# [EXERCISE]
Read through the records. Copy each line that has the word "JSON".
[Opening INFORMATION PROVIDED section]
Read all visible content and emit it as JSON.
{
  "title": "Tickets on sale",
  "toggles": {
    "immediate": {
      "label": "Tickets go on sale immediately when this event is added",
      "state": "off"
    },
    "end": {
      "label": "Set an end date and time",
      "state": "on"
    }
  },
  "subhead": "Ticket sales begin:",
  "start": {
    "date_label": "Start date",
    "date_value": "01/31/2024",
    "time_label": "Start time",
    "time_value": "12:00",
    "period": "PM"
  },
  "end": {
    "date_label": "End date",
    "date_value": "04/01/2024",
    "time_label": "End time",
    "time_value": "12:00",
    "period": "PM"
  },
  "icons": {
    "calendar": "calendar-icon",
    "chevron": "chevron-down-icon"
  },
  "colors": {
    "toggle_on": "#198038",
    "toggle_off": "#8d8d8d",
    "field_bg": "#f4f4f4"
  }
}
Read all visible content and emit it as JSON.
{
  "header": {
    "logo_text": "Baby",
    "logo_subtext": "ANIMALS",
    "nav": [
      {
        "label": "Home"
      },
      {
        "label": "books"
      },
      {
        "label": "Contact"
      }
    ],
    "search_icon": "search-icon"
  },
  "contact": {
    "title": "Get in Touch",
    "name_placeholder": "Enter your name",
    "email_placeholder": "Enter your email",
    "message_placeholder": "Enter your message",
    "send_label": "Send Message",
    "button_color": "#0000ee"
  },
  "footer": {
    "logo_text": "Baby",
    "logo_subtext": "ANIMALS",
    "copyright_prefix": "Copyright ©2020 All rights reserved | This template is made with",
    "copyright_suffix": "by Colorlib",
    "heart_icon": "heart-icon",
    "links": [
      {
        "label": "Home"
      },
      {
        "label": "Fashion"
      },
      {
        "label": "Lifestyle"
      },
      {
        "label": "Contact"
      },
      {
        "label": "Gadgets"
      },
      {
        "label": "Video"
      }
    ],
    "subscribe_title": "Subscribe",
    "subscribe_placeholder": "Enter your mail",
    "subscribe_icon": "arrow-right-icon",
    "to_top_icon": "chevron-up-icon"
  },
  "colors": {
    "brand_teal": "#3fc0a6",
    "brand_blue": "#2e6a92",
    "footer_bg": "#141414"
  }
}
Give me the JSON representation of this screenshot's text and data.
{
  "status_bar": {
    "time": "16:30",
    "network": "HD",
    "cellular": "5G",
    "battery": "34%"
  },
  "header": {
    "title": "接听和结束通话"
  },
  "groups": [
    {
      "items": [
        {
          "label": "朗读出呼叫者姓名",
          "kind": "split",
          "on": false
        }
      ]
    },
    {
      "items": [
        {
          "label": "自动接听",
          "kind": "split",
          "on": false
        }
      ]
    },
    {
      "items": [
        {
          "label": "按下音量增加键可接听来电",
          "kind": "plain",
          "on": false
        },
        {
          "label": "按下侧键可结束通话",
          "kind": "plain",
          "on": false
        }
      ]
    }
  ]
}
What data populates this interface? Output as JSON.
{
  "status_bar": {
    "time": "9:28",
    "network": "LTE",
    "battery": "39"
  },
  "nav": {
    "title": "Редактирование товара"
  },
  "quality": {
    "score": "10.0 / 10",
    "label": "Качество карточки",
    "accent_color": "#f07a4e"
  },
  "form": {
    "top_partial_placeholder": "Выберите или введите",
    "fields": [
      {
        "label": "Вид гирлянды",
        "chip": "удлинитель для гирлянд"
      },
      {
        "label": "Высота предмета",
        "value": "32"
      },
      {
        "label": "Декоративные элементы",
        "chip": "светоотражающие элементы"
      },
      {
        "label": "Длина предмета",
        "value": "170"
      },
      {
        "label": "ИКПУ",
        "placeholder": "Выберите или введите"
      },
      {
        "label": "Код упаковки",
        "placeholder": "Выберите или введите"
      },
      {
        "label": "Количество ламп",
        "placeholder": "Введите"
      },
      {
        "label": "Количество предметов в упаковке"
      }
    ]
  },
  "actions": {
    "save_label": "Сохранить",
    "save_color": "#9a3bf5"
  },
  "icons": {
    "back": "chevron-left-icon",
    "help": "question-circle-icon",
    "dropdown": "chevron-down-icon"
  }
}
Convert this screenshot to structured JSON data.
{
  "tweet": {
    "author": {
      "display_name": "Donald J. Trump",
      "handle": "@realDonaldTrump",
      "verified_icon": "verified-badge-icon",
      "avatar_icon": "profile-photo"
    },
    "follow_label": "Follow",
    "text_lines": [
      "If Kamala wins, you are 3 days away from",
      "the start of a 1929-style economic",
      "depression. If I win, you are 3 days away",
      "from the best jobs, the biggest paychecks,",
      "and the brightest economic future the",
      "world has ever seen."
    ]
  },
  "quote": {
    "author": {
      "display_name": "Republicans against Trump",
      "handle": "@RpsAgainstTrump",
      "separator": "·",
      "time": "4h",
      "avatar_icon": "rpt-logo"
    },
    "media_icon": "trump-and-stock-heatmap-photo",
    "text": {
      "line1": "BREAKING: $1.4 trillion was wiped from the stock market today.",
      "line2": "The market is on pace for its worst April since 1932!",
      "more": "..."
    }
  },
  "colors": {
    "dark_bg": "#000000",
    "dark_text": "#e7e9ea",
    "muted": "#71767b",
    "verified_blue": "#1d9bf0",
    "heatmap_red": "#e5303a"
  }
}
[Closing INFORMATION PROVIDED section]
# [RESPONSE BOX]
Read all visible content and emit it as JSON.
Read all visible content and emit it as JSON.
Give me the JSON representation of this screenshot's text and data.
What data populates this interface? Output as JSON.
Convert this screenshot to structured JSON data.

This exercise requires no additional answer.